“Karaoke people are nuts. Yeah, they’re just a step above the Thursday night comedy crowd.” These words came from the joke-spewing mouth of comedian Carolyn Busa and were followed with laughter and applause from an appreciative audience.
Those in attendance at Temple’s Public Relations Student Society of America’s comedy show, “It’s Always Funny in Philadelphia,” spent an evening in the Underground in the Student Center listening to a variety of jokes. From waking up in bed next to Cookie Monster to the election, crime on campus and comparing an untrained dog to a college roommate, the show covered just about everything.
PRowl, PRSSA’s sister organization, helped coordinate the comedy night.
“We heard it’s comedy, and we expect to laugh,” said Kia Dunlap, a freshman university studies major. “We laugh at everything, and I have a friend in PRSSA, so I just came out to support.”
Dunlap and others enjoyed pizza, drinks and more, as local comedians filled the night with laughter, slight giggles and table-slapping humor.
The 18-year-old Joe Dougherty, a senior in high school, was the master of ceremonies at the event.
“So, anybody having sex? What’s that like?” Dougherty said at the beginning of the show.
Dougherty, who attends Roman Catholic High School, said he’d been doing comedy for about two years.
“I just looked the show up on my own. It was a great time, and I’d love to come back, if I get invited back,” he laughingly added.

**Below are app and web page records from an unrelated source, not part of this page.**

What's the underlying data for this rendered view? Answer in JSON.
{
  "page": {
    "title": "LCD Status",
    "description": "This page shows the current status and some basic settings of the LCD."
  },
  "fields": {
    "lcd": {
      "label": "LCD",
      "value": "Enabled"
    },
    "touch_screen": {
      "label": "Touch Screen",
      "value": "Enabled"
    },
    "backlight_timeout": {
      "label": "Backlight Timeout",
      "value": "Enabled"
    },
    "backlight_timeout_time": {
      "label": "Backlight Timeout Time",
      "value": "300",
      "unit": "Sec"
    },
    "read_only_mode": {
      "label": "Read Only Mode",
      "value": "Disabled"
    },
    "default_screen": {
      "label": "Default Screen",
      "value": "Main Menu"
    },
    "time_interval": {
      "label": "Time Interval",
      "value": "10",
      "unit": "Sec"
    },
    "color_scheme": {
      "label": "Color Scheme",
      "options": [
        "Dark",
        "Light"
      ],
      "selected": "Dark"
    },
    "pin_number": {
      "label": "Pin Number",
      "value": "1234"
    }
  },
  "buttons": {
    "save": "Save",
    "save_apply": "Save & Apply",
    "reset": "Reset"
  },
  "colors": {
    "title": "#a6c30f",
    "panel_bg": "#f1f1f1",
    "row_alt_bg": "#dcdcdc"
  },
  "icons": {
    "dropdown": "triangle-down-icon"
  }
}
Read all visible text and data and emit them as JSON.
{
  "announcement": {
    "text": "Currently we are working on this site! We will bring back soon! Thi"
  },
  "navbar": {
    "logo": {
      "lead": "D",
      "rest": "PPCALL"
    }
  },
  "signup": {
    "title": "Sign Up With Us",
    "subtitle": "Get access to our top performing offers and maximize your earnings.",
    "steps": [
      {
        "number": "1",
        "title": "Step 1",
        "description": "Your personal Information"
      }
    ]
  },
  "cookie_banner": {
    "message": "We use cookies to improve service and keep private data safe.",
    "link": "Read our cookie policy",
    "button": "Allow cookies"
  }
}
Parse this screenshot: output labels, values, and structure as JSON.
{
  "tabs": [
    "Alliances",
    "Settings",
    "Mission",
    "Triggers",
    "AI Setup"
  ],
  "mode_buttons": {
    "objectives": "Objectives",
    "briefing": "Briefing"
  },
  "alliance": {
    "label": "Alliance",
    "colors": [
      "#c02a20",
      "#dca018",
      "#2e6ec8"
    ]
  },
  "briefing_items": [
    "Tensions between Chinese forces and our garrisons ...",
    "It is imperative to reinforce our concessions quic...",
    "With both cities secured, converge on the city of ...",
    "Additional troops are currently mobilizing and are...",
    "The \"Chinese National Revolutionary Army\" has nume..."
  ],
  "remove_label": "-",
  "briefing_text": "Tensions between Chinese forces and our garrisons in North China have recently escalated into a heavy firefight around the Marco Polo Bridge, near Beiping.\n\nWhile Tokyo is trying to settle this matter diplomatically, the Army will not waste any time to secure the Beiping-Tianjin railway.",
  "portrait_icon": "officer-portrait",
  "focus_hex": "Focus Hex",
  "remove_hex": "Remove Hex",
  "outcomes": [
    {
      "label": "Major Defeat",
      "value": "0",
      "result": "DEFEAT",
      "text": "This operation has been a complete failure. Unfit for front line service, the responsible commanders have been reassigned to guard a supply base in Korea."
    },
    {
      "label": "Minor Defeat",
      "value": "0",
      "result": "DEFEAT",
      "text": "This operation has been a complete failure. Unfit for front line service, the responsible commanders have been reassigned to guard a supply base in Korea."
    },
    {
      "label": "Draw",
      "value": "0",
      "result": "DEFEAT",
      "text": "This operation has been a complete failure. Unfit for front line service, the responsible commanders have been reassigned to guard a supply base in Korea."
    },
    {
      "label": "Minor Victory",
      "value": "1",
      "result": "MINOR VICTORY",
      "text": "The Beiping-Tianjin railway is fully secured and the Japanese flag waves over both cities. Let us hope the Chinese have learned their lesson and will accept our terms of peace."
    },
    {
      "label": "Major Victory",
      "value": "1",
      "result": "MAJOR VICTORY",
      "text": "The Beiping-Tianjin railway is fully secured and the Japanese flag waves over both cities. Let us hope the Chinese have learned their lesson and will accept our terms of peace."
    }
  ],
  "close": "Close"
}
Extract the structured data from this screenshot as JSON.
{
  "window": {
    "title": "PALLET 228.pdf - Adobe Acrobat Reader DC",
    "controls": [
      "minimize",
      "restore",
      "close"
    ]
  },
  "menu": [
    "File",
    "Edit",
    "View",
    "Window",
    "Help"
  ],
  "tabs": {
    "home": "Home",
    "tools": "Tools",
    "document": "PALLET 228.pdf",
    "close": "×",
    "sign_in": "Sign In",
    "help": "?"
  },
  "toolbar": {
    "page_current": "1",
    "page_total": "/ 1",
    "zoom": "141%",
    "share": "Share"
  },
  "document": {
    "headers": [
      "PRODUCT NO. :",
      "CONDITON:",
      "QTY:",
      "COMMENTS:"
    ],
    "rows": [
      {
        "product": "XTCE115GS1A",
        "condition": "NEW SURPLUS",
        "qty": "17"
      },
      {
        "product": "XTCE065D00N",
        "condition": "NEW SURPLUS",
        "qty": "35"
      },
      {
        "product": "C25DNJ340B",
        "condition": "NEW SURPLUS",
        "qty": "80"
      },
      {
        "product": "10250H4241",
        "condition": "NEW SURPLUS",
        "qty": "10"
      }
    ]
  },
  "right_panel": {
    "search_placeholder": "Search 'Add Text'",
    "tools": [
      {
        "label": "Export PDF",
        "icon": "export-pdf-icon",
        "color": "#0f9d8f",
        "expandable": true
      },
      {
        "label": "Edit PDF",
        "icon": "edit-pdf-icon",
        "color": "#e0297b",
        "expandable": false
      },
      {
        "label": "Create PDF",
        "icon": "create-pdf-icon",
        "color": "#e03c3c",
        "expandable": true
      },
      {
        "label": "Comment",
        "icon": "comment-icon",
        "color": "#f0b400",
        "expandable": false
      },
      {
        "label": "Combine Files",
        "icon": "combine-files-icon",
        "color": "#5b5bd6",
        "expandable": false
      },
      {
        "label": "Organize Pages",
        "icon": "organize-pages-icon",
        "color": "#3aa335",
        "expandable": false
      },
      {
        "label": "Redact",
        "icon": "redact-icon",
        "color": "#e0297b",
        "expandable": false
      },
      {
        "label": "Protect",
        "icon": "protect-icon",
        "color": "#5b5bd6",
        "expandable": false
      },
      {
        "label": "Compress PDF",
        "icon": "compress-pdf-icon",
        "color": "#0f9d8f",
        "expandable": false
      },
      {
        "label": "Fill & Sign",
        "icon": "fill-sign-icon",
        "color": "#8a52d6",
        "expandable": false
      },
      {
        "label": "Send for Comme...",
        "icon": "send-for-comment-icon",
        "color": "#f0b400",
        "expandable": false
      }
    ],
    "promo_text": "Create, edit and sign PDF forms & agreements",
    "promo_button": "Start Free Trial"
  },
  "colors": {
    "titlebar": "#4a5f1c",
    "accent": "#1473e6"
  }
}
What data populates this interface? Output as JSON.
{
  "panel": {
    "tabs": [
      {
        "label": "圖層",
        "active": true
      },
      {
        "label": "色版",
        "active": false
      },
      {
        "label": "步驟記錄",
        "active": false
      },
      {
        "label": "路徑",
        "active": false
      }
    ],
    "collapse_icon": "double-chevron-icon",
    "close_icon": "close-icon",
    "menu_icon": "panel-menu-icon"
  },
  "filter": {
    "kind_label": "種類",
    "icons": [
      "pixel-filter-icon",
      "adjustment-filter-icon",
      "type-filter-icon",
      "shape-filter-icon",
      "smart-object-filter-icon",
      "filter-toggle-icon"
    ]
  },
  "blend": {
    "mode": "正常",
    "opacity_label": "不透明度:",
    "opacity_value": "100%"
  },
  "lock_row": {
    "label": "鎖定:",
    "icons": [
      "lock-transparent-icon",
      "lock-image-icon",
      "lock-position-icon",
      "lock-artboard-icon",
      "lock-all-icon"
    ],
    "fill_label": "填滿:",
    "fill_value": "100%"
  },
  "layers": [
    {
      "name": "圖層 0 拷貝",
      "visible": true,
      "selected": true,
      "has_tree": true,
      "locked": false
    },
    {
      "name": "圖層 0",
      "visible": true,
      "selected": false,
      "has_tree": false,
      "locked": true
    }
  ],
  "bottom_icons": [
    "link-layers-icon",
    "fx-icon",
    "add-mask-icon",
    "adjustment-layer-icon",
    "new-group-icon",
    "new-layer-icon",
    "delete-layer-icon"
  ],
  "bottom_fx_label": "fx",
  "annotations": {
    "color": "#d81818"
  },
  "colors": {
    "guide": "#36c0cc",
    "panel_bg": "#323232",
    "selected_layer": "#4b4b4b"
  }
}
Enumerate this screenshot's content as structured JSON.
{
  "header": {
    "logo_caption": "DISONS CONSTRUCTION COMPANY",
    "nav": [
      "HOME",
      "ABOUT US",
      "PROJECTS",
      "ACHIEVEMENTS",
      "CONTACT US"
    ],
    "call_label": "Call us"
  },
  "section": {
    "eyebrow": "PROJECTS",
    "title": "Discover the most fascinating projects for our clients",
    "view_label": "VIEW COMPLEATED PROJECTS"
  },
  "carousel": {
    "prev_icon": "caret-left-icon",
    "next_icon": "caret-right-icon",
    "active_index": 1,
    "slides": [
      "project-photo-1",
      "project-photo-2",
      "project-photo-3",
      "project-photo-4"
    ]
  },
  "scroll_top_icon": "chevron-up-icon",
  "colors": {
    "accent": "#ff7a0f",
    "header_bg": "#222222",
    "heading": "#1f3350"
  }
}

The light-hearted event was one of many for the professional student organizations PRSSA and PRowl.
“We have bake sales, like any organization,” said Mary Bienkowski, a junior public relations major and director of fundraising for PRSSA. “We also had a Philadelphia Eagles event, and we’re having an open mic on Dec. 4 called ‘Oral in the Underground.’”
“For a student-run event, I think it’s great,” PRSSA President Lindsay Bues said.
“It’s good because it’s so hands-on,” said Bues, a senior public relations major. “We deal with all aspects of advertising, sending out information and getting exposure for the event.”
Exposure is a broad statement. The organizations made fliers and verbally spread the word before resorting to their last marketing public relations “stunt,” which included a man dressed entirely in green spandex passing out fliers, days before the event.
Bues said while the comedy night was the third installment of the comedy series, it started last year with Temple student and comedian Pat House, who performed Thursday night.
“I just reached out and got them to come,” said House, a senior communications major. “I’ve been doing comedy for about five years now, and these events are always a blast.”
“I’m graduating soon,” said House, as he stood with microphone in hand at the front of the room. After announcing his upcoming graduation, House cut the audience’s applause short, by saying “I’m 24 guys, it’s about time.”
“I’m truly excited about the show,” said junior Jaime Scofield, firm director of PRowl. “It’s great to co-host events like this with PRSSA.”
Marketing and public relations major Scofield said PRowl is designed to give members experience of dealing with real clients, taking what they learn in classroom and applying it elsewhere.
Scofield said PRowl has about 15 members, all of whom are a part of PRSSA, which has about 45 members.
“It’s always fun to see how these events go and to plan them,” said Janaye Guinn, a senior public relations major and member of PRSSA.
“I’m here to support [Guinn], but I love seeing the comedians, too,” said Jason Williams, a senior marketing major.
Those in attendance received an evening’s worth of laughs from start to finish.
Gabriel Katz can be reached at email@example.com.